Columns

Anish Mitra ’10: First-years, welcome to Brown

By
Opinions columnist

I still remember the first day I stepped on campus as a freshman. Trying desperately to find Hope College (map in hand), I studied my new surroundings with great excitement. Eager anticipation and promise resided in every building and structure I laid eyes upon. Finally, all my questions about Brown would be answered as I embarked on a magical four-year journey!  Brown would no longer be just a name on a list. I was actually about to taste the fruit I had been craving for so long.

Now, as I begin my senior year, I cannot help but to juxtapose what I have learned about our fine institution and what I never knew coming into it. It is this information gap that I wish to fill for all of you incoming, starry-eyed and equally excited freshmen. 
First and foremost, Brown is truly an amazing place. Whether you applied early, got recruited, gave up other Ivy League schools or got off the waitlist a week ago, you have most assuredly made the best possible decision. With that said, Brown will truly agitate you.

For every amazing professor you love, there will be one you just cannot stand. For every cool person you meet, there will be a jerk you absolutely detest. While at times you may become judgmental and downright nasty, know that everybody (faculty and students) is here for a reason. Position yourself to see the best in people and try to figure out what everyone has to offer. By exhibiting patience, you will truly make the best of the next four years. 

Second, as intelligent and open-minded as Brown students seem, there will be cliques, and there will be group mentalities.  Brown is one of the most (if not the most) liberal institutions in America. Take a look around campus and you will see hipsters, activists and liberals galore. For those of you looking to champion causes related (but not limited) to Democratic, communist, socialist and even anarchic goals, you have chosen the correct place to spend your undergraduate years. While I encourage you to use all available resources (student organizations, professors, fellow Brunonians, etc.) to facilitate your cause, you must keep an open mind. Question everything, and do not become complacent in your ideology simply because a large majority of your peers are in agreement.

More importantly, if you are a conservative, do not be afraid to speak up. I never had the luxury of knowing exactly how homogeneously (and militantly so) liberal Brown students were until it was too late. 

During my enjoyable freshman year seminar, HIST0970: “Culture and U.S. Empire,” a discussion about the justification of Bush’s war in Iraq began. As a Republican who supported the policy, I spoke first with great confidence. The second I finished, 19 defiant hands in the room shot up.  It was at that moment I realized what I was up against, and I have not stopped fighting since.

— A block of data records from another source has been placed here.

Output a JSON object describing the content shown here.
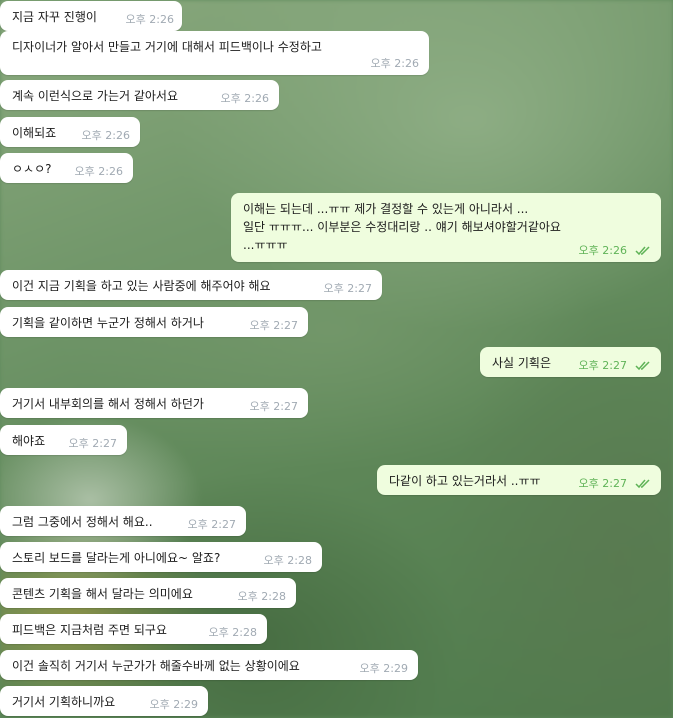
{
  "colors": {
    "incoming_bubble": "#ffffff",
    "outgoing_bubble": "#effdde",
    "outgoing_time": "#5fb357",
    "incoming_time": "#a1aab3"
  },
  "messages": [
    {
      "side": "in",
      "text": "지금 자꾸 진행이",
      "time": "오후 2:26"
    },
    {
      "side": "in",
      "text": "디자이너가 알아서 만들고 거기에 대해서 피드백이나 수정하고",
      "time": "오후 2:26"
    },
    {
      "side": "in",
      "text": "계속 이런식으로 가는거 같아서요",
      "time": "오후 2:26"
    },
    {
      "side": "in",
      "text": "이해되죠",
      "time": "오후 2:26"
    },
    {
      "side": "in",
      "text": "ㅇㅅㅇ?",
      "time": "오후 2:26"
    },
    {
      "side": "out",
      "lines": [
        "이해는 되는데 ...ㅠㅠ 제가 결정할 수 있는게 아니라서 ...",
        "일단 ㅠㅠㅠ... 이부분은 수정대리랑 .. 얘기 해보셔야할거같아요",
        "...ㅠㅠㅠ"
      ],
      "time": "오후 2:26",
      "read": "double-check-icon"
    },
    {
      "side": "in",
      "text": "이건 지금 기획을 하고 있는 사람중에 해주어야 해요",
      "time": "오후 2:27"
    },
    {
      "side": "in",
      "text": "기획을 같이하면 누군가 정해서 하거나",
      "time": "오후 2:27"
    },
    {
      "side": "out",
      "text": "사실 기획은",
      "time": "오후 2:27",
      "read": "double-check-icon"
    },
    {
      "side": "in",
      "text": "거기서 내부회의를 해서 정해서 하던가",
      "time": "오후 2:27"
    },
    {
      "side": "in",
      "text": "해야죠",
      "time": "오후 2:27"
    },
    {
      "side": "out",
      "text": "다같이 하고 있는거라서 ..ㅠㅠ",
      "time": "오후 2:27",
      "read": "double-check-icon"
    },
    {
      "side": "in",
      "text": "그럼 그중에서 정해서 해요..",
      "time": "오후 2:27"
    },
    {
      "side": "in",
      "text": "스토리 보드를 달라는게 아니에요~ 알죠?",
      "time": "오후 2:28"
    },
    {
      "side": "in",
      "text": "콘텐츠 기획을 해서 달라는 의미에요",
      "time": "오후 2:28"
    },
    {
      "side": "in",
      "text": "피드백은 지금처럼 주면 되구요",
      "time": "오후 2:28"
    },
    {
      "side": "in",
      "text": "이건 솔직히 거기서 누군가가 해줄수바께 없는 상황이에요",
      "time": "오후 2:29"
    },
    {
      "side": "in",
      "text": "거기서 기획하니까요",
      "time": "오후 2:29"
    }
  ]
}
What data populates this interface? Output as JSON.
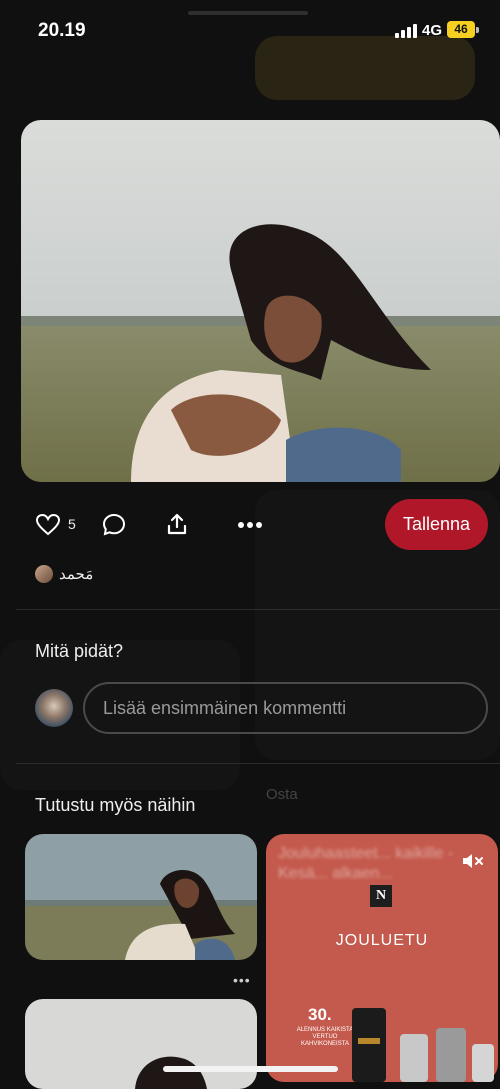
{
  "status_bar": {
    "time": "20.19",
    "network": "4G",
    "battery": "46"
  },
  "pin": {
    "likes": "5",
    "save_label": "Tallenna",
    "author": "مَحمد"
  },
  "comments": {
    "title": "Mitä pidät?",
    "placeholder": "Lisää ensimmäinen kommentti"
  },
  "related": {
    "title": "Tutustu myös näihin",
    "more_label": "•••"
  },
  "background": {
    "buy_label": "Osta"
  },
  "ad": {
    "blurred_text": "Jouluhaasteet... kaikille - Kesä... alkaen...",
    "brand_letter": "N",
    "title": "JOULUETU",
    "discount": "30.",
    "fine_print": "ALENNUS KAIKISTA VERTUO KAHVIKONEISTA"
  },
  "colors": {
    "save_button": "#b0182a",
    "background": "#101010",
    "ad_background": "#c45a4d"
  }
}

In that regard, remember that we conservatives are a unique commodity here at Brown, and we can never cave in to the liberal hegemony which exists on our beloved campus.  Instead, we must provide valuable and much needed insight on campus, local and national issues, working aggressively with our liberal counterparts to create the best possible policies and consistently maintain a rigorous dialogue. 

Regardless of where you lie on the political spectrum, or any spectrum for that matter, remember to get involved. Brown is truly focused on maximizing the quality of undergraduate life, and you should aim to take full advantage of everything that  Brown students have to offer you. Join student organizations, write for publications, go out at night and meet everybody on your floor. The connections and skills you can develop during your time at Brown will ultimately help you gain life-long friends, valuable knowledge about how our university works and more serious insight about where you want to be after Brown.

Take it from a senior: The next few years will fly by. You don’t want to be that girl or guy that happens to be another face in the crowd, and you certainly do not want a laundry list of regrets by the time 2013 rolls around. Make every encounter a learning opportunity and you will never be disappointed.

Lastly, this old Republican has one more line of advice, for freshmen and all other Brown students alike: Do not stalk Emma Watson. 

Anish Mitra ’10 is an Economics concentrator from Queens, New York. He can be reached at anish_mitra(at)brown.edu.